Try it: For each line of the listing that contains "temp", make a copy and return it.

Material shown:

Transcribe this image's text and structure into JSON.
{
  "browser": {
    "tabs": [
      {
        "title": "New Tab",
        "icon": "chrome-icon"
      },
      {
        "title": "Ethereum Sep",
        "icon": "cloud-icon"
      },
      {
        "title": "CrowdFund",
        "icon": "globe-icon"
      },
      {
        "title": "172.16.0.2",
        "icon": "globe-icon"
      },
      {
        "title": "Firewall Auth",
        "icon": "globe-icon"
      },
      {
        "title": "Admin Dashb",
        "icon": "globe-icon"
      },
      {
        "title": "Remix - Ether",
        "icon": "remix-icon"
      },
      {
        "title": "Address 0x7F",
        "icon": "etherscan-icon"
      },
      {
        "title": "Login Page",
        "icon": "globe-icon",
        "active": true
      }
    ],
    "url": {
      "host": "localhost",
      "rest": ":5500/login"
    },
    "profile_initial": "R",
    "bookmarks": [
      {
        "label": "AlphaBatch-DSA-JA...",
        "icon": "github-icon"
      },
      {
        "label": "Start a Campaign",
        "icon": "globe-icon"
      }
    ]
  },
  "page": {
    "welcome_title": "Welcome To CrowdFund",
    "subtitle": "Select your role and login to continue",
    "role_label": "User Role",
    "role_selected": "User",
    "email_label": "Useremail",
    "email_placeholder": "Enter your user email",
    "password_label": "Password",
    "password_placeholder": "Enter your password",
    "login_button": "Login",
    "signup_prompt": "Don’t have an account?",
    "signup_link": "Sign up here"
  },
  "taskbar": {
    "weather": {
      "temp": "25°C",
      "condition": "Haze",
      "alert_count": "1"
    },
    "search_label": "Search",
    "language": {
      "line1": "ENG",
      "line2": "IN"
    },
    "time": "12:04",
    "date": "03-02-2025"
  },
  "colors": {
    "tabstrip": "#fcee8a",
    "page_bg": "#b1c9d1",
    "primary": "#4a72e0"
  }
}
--
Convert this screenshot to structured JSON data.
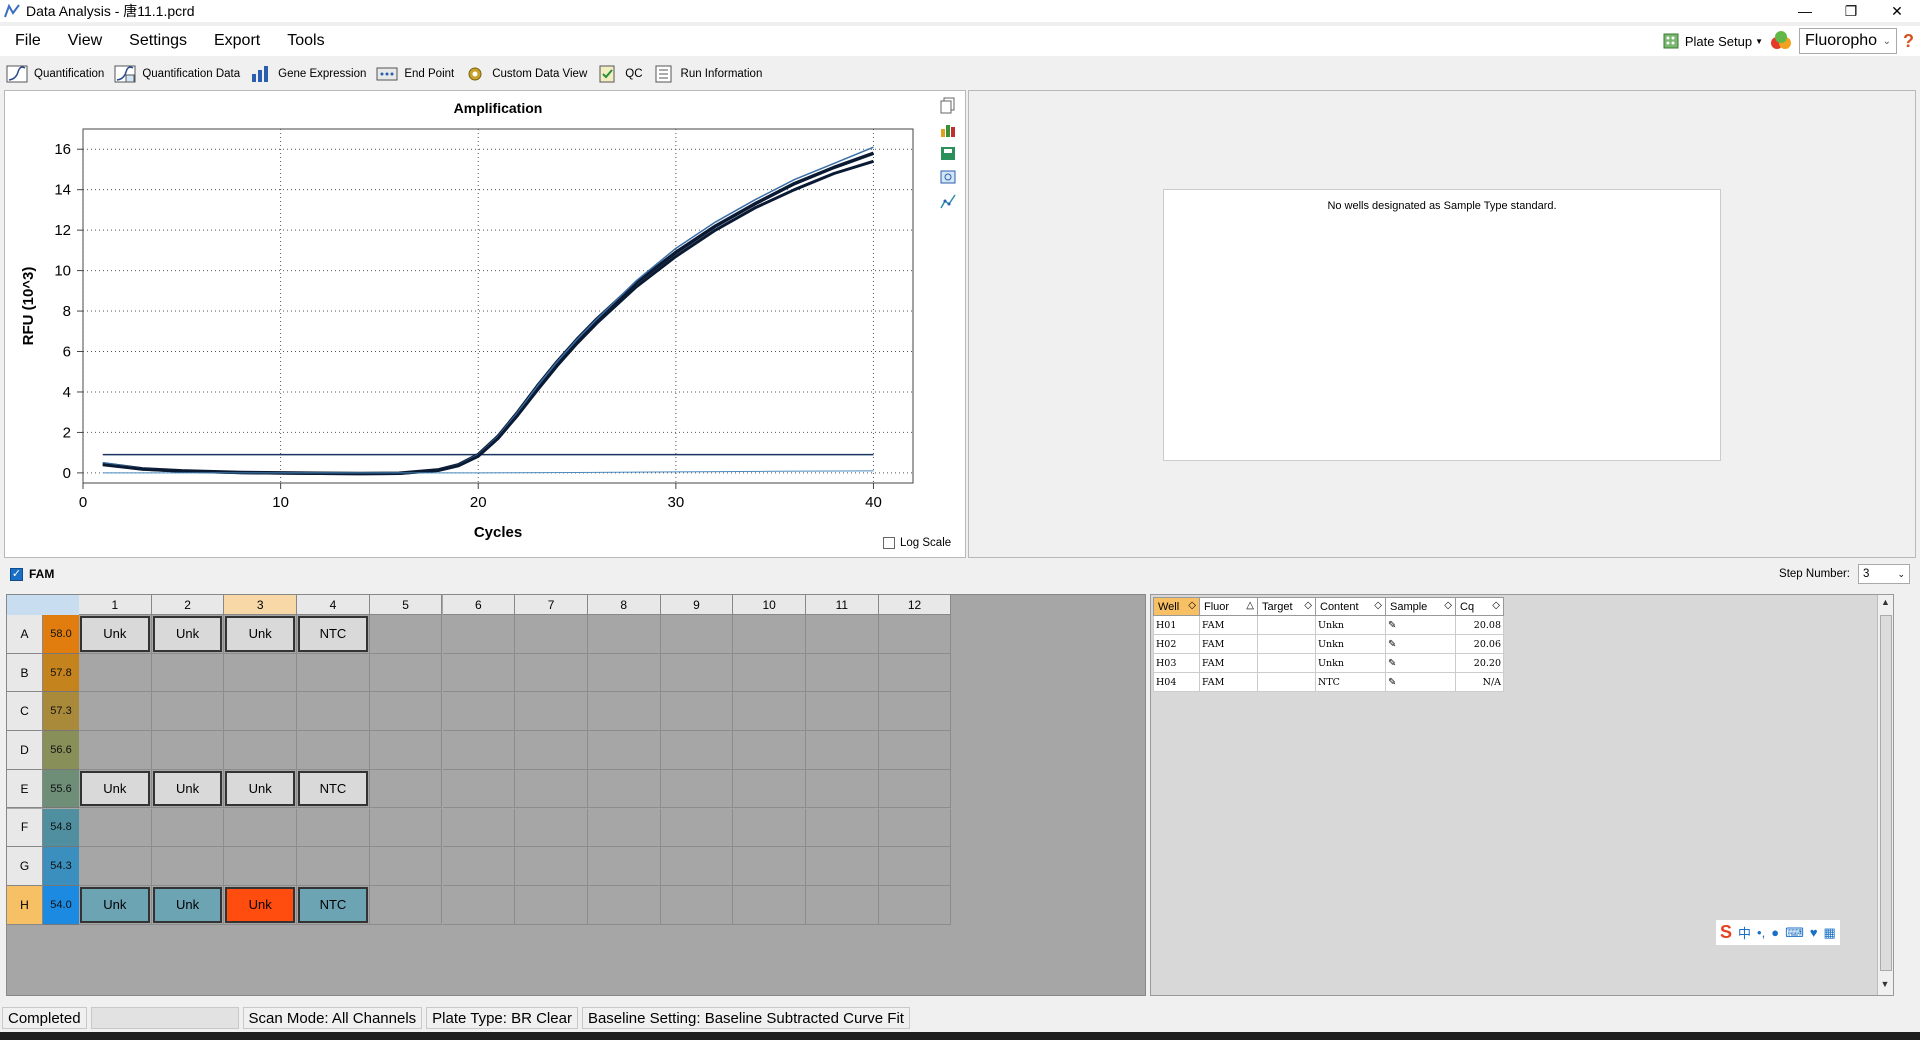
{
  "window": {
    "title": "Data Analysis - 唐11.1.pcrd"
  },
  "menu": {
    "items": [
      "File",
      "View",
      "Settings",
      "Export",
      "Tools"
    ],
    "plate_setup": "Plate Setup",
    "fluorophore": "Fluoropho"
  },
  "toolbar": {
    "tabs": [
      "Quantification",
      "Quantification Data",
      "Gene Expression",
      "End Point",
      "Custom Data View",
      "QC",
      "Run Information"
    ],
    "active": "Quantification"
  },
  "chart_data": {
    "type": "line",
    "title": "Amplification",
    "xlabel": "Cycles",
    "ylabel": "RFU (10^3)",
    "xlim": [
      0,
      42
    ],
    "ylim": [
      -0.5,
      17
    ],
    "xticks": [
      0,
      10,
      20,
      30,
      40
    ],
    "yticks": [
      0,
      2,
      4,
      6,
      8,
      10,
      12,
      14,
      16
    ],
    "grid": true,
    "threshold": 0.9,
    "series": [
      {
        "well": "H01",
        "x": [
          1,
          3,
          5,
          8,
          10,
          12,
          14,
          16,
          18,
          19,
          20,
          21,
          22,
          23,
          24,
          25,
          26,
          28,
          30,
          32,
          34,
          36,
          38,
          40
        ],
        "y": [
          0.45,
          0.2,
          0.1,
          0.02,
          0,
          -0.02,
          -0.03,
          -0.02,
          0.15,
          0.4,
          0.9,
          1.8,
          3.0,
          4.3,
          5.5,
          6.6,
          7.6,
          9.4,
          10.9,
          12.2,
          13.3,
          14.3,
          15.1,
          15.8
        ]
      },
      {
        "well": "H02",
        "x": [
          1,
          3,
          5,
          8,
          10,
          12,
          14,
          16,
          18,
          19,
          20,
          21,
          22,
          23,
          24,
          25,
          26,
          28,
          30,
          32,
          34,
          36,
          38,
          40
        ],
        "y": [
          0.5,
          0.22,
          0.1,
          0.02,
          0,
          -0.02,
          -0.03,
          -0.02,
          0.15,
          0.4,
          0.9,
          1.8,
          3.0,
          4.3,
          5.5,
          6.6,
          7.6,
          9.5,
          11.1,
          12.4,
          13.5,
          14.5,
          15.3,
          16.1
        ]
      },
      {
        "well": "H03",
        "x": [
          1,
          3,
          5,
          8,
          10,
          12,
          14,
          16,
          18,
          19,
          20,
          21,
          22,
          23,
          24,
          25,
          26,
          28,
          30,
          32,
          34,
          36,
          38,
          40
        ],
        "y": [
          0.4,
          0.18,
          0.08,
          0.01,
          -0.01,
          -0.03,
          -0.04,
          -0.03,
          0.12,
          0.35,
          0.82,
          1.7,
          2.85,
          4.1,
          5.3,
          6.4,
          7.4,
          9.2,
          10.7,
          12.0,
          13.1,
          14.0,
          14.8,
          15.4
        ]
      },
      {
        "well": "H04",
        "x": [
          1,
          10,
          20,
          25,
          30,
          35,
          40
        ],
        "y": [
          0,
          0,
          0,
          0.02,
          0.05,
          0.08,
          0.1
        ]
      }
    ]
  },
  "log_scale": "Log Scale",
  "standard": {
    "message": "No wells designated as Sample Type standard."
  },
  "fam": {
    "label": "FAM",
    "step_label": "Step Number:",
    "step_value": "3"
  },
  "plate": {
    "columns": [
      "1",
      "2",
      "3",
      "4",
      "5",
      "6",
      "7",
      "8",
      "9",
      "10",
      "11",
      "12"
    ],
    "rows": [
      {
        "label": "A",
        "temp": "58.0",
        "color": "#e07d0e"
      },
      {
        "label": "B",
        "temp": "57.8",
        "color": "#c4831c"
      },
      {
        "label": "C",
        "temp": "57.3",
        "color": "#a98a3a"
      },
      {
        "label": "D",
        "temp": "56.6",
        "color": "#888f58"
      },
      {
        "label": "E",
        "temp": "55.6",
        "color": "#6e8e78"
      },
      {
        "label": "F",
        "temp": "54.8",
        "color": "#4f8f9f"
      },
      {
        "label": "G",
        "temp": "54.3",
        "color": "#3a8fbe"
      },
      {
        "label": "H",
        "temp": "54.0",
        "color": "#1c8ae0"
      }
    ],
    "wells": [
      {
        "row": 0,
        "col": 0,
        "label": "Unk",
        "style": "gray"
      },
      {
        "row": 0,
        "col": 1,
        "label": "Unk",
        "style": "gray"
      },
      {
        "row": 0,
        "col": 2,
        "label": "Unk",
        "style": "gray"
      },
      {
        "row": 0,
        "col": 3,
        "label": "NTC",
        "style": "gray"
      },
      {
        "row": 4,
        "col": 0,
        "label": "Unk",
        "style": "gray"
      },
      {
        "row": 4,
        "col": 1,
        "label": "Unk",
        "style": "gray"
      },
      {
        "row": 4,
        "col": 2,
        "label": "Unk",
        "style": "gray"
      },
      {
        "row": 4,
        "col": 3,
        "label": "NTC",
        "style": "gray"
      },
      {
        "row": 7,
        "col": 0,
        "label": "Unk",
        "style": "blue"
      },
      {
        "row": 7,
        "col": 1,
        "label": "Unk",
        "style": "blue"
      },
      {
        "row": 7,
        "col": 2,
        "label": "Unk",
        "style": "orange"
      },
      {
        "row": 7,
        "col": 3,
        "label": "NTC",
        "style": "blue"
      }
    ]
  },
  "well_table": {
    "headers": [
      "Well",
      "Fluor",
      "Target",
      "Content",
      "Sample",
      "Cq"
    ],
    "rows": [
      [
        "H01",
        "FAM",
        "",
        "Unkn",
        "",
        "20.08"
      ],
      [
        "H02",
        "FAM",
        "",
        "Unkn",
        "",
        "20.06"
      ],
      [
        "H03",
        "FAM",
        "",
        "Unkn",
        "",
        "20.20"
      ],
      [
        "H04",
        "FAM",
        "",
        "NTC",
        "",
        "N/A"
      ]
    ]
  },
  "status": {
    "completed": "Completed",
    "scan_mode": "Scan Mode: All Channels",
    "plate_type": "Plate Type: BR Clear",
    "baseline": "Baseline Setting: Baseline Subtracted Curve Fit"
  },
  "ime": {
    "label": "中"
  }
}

Your solution:
      "temp": "25°C",
        "temp": "58.0",
        "temp": "57.8",
        "temp": "57.3",
        "temp": "56.6",
        "temp": "55.6",
        "temp": "54.8",
        "temp": "54.3",
        "temp": "54.0",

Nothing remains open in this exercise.